I live in Arizona. It has been my home for 20 years. I’ve visited the Grand Canyon many times over the years and travel through the mountains, deserts, mining towns and resorts on a daily basis. Despite this, I forget the beauty in my adopted home state. We get wrapped up in the triple digits every summer, the crowded freeways during rush hour and the tourists that flock to the state every summer. I recently spent a week exploring Arizona, paying close attention to the art and architecture in our state.
We started at the Grand Canyon. Yes, the most amazing art at the Grand Canyon is the natural beauty created from years of the Colorado River carving its way through the rocks and the way the sun reflects on the rocks at different times of day. But, there’s also the historic treasures of El Tovar Lodge and Hopi House, both created in 1905 when the railroad still ruled the west.
After spending a night at the Grand Canyon—a chilly night with millions of stars and one of the most peaceful sleeps I’ve had in months—we headed back through Flagstaff toward Phoenix, stopping for the night at Paolo Soleri’s Arcosanti. Arcosanti is an intriguing experiment created back in the 1970s by Italian architect Soleri as an urban experiment he called arcology, a study of architecture and ecology. The quirky culture and beautiful art created by those who call Arcosanti home made me realize how diverse this state really is.
Heading back into the Valley, I rediscovered some of my favorites: The Arizona Biltmore (check out details about an earlier stay at Arizona Biltmore’s Ocatilla here), the city of Tempe, ASU Gammage Auditorium, the Scottsdale Waterfront, Soleri’s Cosanti studio in Paradise Valley, Frank Lloyd Wright’s Taliesin West and the beautiful Sonoran desert. Here’s a look at the Arizona I’ve grown to love in a short video.

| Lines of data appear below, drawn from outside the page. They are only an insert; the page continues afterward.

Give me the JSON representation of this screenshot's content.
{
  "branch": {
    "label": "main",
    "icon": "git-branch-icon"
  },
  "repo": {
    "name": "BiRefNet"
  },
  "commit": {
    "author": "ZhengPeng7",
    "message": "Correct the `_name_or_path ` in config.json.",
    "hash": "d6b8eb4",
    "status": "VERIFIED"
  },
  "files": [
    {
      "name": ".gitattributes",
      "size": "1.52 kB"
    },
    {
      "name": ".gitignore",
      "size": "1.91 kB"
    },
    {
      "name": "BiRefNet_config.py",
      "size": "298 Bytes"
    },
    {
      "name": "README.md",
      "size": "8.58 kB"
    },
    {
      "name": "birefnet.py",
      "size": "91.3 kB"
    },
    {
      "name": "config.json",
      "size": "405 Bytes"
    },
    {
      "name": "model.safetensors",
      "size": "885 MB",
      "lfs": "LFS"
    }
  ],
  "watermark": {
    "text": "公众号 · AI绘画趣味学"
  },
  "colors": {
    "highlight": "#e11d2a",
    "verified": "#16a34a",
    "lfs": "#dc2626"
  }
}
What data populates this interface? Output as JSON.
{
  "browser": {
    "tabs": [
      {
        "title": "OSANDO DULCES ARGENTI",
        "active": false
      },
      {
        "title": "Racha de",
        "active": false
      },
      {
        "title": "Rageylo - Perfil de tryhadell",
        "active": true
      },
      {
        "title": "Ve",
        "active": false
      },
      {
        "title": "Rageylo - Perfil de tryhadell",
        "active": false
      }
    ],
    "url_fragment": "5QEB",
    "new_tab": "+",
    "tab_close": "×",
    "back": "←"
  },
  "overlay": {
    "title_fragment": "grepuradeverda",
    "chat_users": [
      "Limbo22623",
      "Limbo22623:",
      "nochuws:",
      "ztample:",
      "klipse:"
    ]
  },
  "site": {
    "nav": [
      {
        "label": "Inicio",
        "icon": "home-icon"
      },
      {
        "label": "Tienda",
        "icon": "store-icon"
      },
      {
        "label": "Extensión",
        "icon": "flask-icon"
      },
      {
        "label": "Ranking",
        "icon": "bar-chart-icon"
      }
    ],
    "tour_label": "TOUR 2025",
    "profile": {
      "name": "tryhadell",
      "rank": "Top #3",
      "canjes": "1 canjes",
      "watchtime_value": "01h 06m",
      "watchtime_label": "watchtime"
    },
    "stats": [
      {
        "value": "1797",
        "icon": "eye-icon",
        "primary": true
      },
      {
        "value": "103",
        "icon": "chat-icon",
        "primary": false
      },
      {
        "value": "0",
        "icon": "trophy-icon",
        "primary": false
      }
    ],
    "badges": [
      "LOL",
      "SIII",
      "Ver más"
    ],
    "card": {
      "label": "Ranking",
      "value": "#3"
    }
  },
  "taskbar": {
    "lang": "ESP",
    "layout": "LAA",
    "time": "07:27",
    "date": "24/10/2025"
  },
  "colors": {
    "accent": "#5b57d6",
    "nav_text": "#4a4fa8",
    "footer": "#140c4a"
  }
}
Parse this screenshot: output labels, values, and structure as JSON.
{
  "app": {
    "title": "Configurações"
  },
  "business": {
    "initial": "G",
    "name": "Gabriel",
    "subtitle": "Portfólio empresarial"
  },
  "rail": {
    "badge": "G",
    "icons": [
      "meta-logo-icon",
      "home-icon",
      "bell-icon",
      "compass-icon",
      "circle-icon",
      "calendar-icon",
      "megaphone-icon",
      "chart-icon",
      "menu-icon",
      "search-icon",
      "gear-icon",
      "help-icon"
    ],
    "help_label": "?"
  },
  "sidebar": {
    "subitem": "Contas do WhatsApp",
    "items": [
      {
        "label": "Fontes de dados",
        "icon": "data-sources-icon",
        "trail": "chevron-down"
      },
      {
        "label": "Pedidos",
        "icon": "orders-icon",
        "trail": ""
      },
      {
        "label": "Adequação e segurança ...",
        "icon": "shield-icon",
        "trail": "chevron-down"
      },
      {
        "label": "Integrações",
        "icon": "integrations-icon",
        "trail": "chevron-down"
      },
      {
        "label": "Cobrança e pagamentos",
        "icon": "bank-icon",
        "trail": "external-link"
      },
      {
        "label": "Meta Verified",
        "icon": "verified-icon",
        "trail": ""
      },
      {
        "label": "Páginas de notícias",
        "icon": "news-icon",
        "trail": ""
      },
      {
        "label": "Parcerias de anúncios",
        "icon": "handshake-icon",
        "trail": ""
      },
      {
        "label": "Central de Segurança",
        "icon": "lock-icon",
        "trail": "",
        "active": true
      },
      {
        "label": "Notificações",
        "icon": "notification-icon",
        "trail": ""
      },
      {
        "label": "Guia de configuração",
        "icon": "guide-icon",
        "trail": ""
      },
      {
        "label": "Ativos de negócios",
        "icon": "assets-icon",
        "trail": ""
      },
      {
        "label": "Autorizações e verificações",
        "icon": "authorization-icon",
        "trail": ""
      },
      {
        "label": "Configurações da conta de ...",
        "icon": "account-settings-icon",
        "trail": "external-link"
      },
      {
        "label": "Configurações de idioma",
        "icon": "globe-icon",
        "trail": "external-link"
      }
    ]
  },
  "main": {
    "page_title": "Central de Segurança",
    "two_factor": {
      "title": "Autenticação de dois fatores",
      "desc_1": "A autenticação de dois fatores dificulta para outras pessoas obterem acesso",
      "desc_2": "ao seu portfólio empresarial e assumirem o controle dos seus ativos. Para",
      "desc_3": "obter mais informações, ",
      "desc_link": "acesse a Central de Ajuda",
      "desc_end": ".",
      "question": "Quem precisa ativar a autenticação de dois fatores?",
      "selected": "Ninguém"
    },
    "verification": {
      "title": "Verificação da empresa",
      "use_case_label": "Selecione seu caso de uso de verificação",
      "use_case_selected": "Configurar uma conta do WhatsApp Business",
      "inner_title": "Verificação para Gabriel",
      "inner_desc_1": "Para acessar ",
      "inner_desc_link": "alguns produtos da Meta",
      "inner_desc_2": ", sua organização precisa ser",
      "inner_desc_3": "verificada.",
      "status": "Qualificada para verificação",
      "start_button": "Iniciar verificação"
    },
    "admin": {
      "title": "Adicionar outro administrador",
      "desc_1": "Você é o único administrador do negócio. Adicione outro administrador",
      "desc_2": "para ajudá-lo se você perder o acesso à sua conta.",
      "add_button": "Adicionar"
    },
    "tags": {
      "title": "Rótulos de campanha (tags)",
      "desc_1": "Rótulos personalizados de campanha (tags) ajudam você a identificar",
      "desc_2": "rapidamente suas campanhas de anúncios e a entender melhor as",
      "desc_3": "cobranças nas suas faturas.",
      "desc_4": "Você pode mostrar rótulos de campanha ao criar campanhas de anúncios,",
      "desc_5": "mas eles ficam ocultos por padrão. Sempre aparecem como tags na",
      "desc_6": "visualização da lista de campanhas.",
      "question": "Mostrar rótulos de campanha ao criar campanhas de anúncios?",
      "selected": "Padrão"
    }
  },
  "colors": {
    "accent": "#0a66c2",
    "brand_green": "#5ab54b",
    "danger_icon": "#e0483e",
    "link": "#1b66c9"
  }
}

If you want to create your own exploration of Arizona, the Arizona Office of Tourism can help you plan a visit to the Grand Canyon state.